Sometimes, I wonder why I feel so comfortable in a funeral home. I mean, if you stop and think about it, it’s kind of against nature. Last time I checked, I thought that everything revolved around “survival of the fittest”. Isn’t that what the Hunger Games are about? I don’t know. I haven’t read the books yet. But I thought mentioning a trending topic would get my blog bonus points. I hope it worked.
My Aunt and late Uncle own a funeral home. I think I’ve said this before. If you asked my professional opinion I would conclude that the amount of time I spent in a funeral home at a ripe young age influenced my feeling towards them and death. My Aunt lives in one of her funeral homes. Seriously. The front of the building is the chapel, and if you walk all the way to the back there are a set of doors. Open those doors and you’re in her kitchen. I think it’s extremely convenient. I drive a half hour to work everyday. Think of all that saved gas money. But let’s move on.
Because my Aunt lives in her funeral home, when I was young and would visit her she would take me into the Chapel and let me look at her guest who was renting the room for the night. My dad kind of thought it was funny. I kind of thought it was neat. If you ever wanted to know the source of my “funeral-ness” look no further than these two. They messed me up for life. But seriously, I also don’t think I could thank them enough.
I think I was six, when my mother’s best friend’s father died. I never knew the guy. I just remember crying because I wanted to go to the funeral and she wouldn’t let me. My mom told me that funerals weren’t happy, and I’d have to go to plenty of them in my lifetime. Mama knows best, you know. But it was too late. That’s so sad if you think about it. I was so young, it’s like I never had a chance. I wanted to be around the funeral home. I couldn’t quite grasp the total concept of death, but seeing a body lying in the casket, that was normal. I saw that all the time. I also never knew the dead people, so I never had the grief aspect. That made it easy for me. My grandfather passing away was my first real interaction with death. I was twelve. I was there when he was dying. I didn’t know it at the time. Studying Embalming in school eight years later I was able to realize it. I literally witnessed his body shutting down. I wasn’t there when he took his last breath. I’m thankful for that. It was so uncomfortable for me, to be there when he was so close to the end. But I was able to be there. I fully believe that my contact with the funeral home prior to this experience allowed me to have some final moments with him. After all, I was only twelve. When I saw him in his casket. That was familiar. I sometimes wonder how I would have reacted if it wouldn’t have been so familiar. Would I have been able to be in the room for the wake? Would I have been able to be there at all? I don’t know. I’ll never know.
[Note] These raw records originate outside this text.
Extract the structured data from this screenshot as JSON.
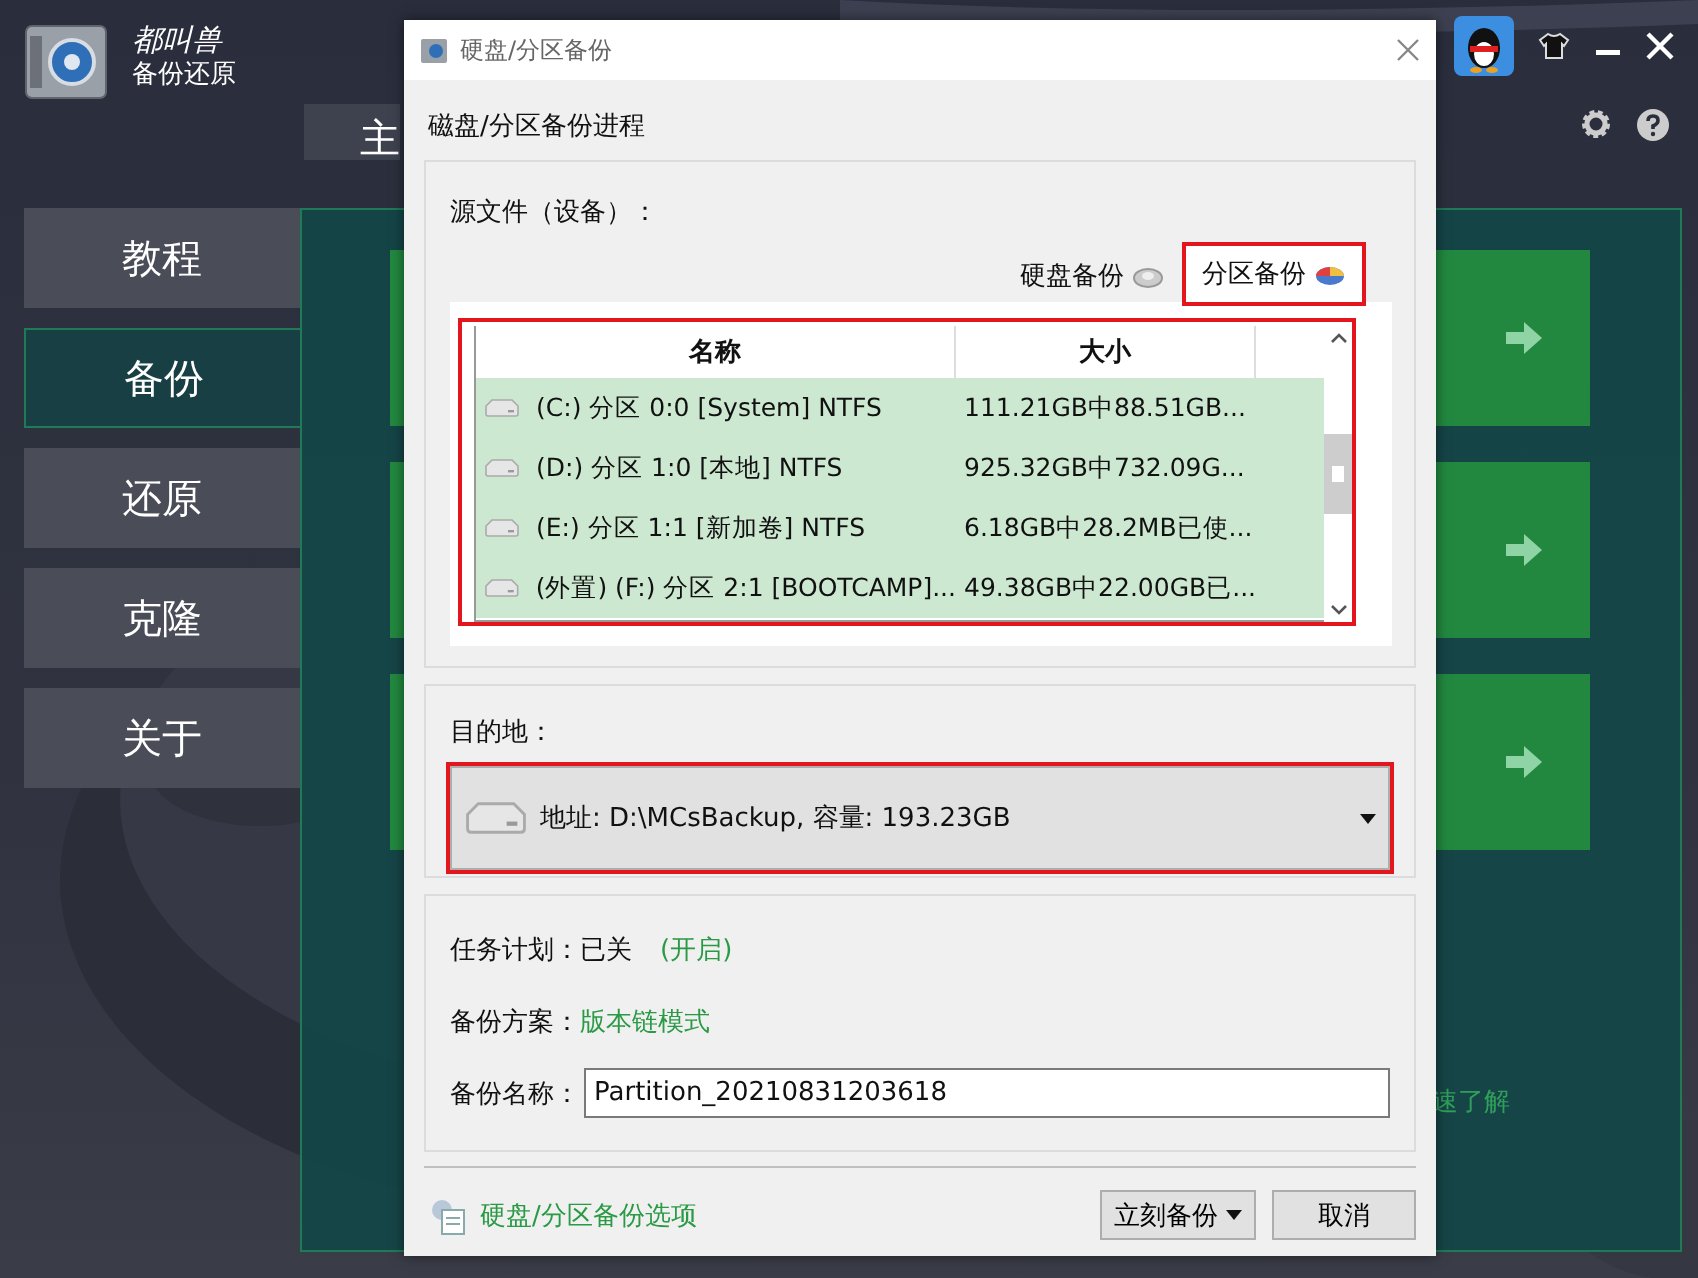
{
  "app": {
    "logo_title": "都叫兽",
    "logo_subtitle": "备份还原",
    "main_tab": "主",
    "nav": [
      {
        "label": "教程",
        "selected": false
      },
      {
        "label": "备份",
        "selected": true
      },
      {
        "label": "还原",
        "selected": false
      },
      {
        "label": "克隆",
        "selected": false
      },
      {
        "label": "关于",
        "selected": false
      }
    ],
    "cards": [
      {
        "kind": "arrow"
      },
      {
        "kind": "arrow"
      },
      {
        "kind": "arrow"
      }
    ],
    "hint_link": "速了解"
  },
  "dialog": {
    "title": "硬盘/分区备份",
    "heading": "磁盘/分区备份进程",
    "source_label": "源文件（设备）：",
    "source_tabs": [
      {
        "label": "硬盘备份",
        "kind": "disk",
        "selected": false
      },
      {
        "label": "分区备份",
        "kind": "partition",
        "selected": true
      }
    ],
    "table": {
      "columns": [
        "名称",
        "大小"
      ],
      "rows": [
        {
          "name": "(C:) 分区 0:0 [System] NTFS",
          "size": "111.21GB中88.51GB...",
          "selected": true
        },
        {
          "name": "(D:) 分区 1:0 [本地] NTFS",
          "size": "925.32GB中732.09G...",
          "selected": true
        },
        {
          "name": "(E:) 分区 1:1 [新加卷] NTFS",
          "size": "6.18GB中28.2MB已使...",
          "selected": true
        },
        {
          "name": "(外置)  (F:) 分区 2:1 [BOOTCAMP]...",
          "size": "49.38GB中22.00GB已...",
          "selected": true
        }
      ]
    },
    "destination_label": "目的地：",
    "destination": "地址: D:\\MCsBackup, 容量: 193.23GB",
    "schedule_label": "任务计划：",
    "schedule_value": "已关",
    "schedule_link": "(开启)",
    "scheme_label": "备份方案：",
    "scheme_link": "版本链模式",
    "name_label": "备份名称：",
    "name_value": "Partition_20210831203618",
    "options_link": "硬盘/分区备份选项",
    "buttons": [
      {
        "label": "立刻备份",
        "kind": "menu"
      },
      {
        "label": "取消",
        "kind": "plain"
      }
    ]
  }
}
I have an older brother. He doesn’t like dead people or funeral homes. He also never visited my Aunt’s guests like I did with my father. I think that says a lot. I fully one hundred percent believe that children should come into the funeral home no matter what age. I hate when parents try to shelter them from death. It’s a part of life. That’s like sheltering them from the rain. It happens. It’s going to continue to happen. You can’t stop it. Death isn’t a bad thing, you know. It’s just a sad thing. I believe that by allowing children to come into the funeral home and physically seeing a dead person, well that’s just going to help them. Because one day, that child is going to be an adult. And they are going to lose people they love. You don’t want them to be that awkward adult in the funeral home, do you? With nothing else to offer a grieving family other than “I’m sorry”. Or even worse. By not being allowed at a young age to experience death, have no idea to even approach it when they lose someone. Not even being able to make arrangements, or acknowledge it. Denial is no fun.
Now, after saying what I’ve said I have one more thing to add. Parents, you need to watch your children and teach them respect and how to act in a funeral home. It is not a playground. Funeral Directors are not babysitters. This means that you do not bring your children with you, shove them into a room where no one is and go and socialize with your friends. Because your children will become animals. They will run around and be loud. They will push all of my buttons until I yell at them, and I don’t like to yell. Tell them what a funeral is. Tell them it is a quiet place, and a sad place, but also a happy place. It’s sad because we’re separated from someone we love, but it’s happy because we can remember all the good times we’ve had with them. You don’t yell in a funeral home and you don’t run. You show respect and if Aunt Ann wants to kiss your check you let her and you smile. If they want to touch the deceased let them. Don’t tell them they’re sleeping. Be honest. If you do all of these things you will prepare them more than you know. They will thank you. I thank my father for thinking it was funny that I wanted to see a dead person. I thank him for encouraging me to see them. I thank my Aunt for living in her funeral home and making seeing a dead person a fairly easy event. If they never did that I might not have gone to mortuary school. If I never went to mortuary school I would have never have all these insightful ideas. If I never had all these insightful ideas I’d never have a blog. Admit it, you’d be a little sad if there was no Little Miss Funeral, wouldn’t you?